However, in keeping with the conference’s overarching theme, McFague argued that there is much reason for hope – she used the word as a noun or verb nine times in her talk -- by tapping into religious traditions that celebrate the interconnectedness and interrelatedness of creation, shifting away from an exclusive focus on salvation of the individual.
The interdisciplinary conference, which drew scores of participants from across the country, was entitled Renewing Hope: Pathways of Religious Environmentalism. It was organized by the Forum on Religion and Ecology at Yale University.
“It is not simply an issue of management; rather, it demands a paradigm shift in who we think we are,” McFague observed. “This is certainly not the only thing that is needed, but it is a central one, for without it we cannot expect ourselves or others to undertake the radical behavioral change that is necessary to address our planetary crisis.”
Quoting author Gary Gardner, McFague noted, “Religions provide the cosmologies, the worldviews, that orient us in the world and our role in it. They answer the most profound questions human beings ask: ‘Who am I? Why am I here?
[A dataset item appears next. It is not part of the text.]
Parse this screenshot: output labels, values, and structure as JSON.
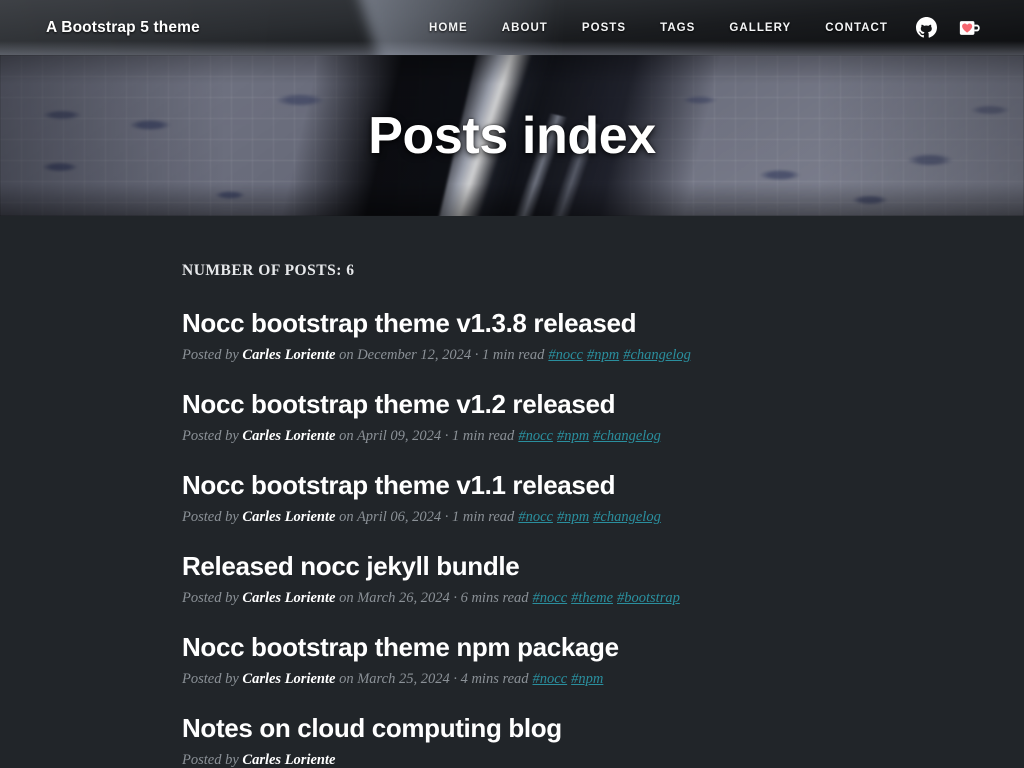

What are my obligations to the world around me?’”
“If this is a primary role for religion,” McFague said, “then religion is obviously central to addressing the environmental crisis epitomized in climate change.”
In the Christian context, she argued, it is essential to recover the central core of theology, which she identified as the “cosmological” – emphasizing the earth as a whole – over against the two other primary contexts of Christian theology, the political and psychological.
“Both Christian theology and contemporary science,” said McFague, “are telling us that we must start with the world in order to understand ourselves: who we are and where we belong.”
She cautioned that a shift in paradigm is no guarantee of a change in behavior but “at least gives us a chance to behave differently.” Observed McFague, “One of the most important forces behind behavior change is the belief that things can be different, that what we do makes a difference. A common motto of many NGOs—‘A different world is possible’—rests on this belief in the human ability to imagine alternative worlds and to work for their realization.”
McFague is the retired Carpenter Professor of Theology at Vanderbilt Divinity School and is currently distinguished theologian in residence at the Vancouver School of Theology. She holds a B.D. from Yale Divinity School and a Ph.D. from the Yale Graduate School of Arts and Sciences.
A prolific author, her books include Models of God, The Body of God, Super, Natural Christians, ýnd Life Abundant. Her most recent book, due out in May, is A New Climate for Theology: God, the World, and Global Warming.
The conference, aimed at exploring the opportunities for religiously engaged environmentalism, was jointly sponsored the Divinity School; the School of Forestry and Environmental Studies; the Forum on Religion and Ecology at Yale; the Food, Farming, and Faith Project of the Humane Society of the United States; the Yale University Interdisciplinary Center for Bioethics; the Yale Department of Religious Studies; and the Office of the Provost at Yale.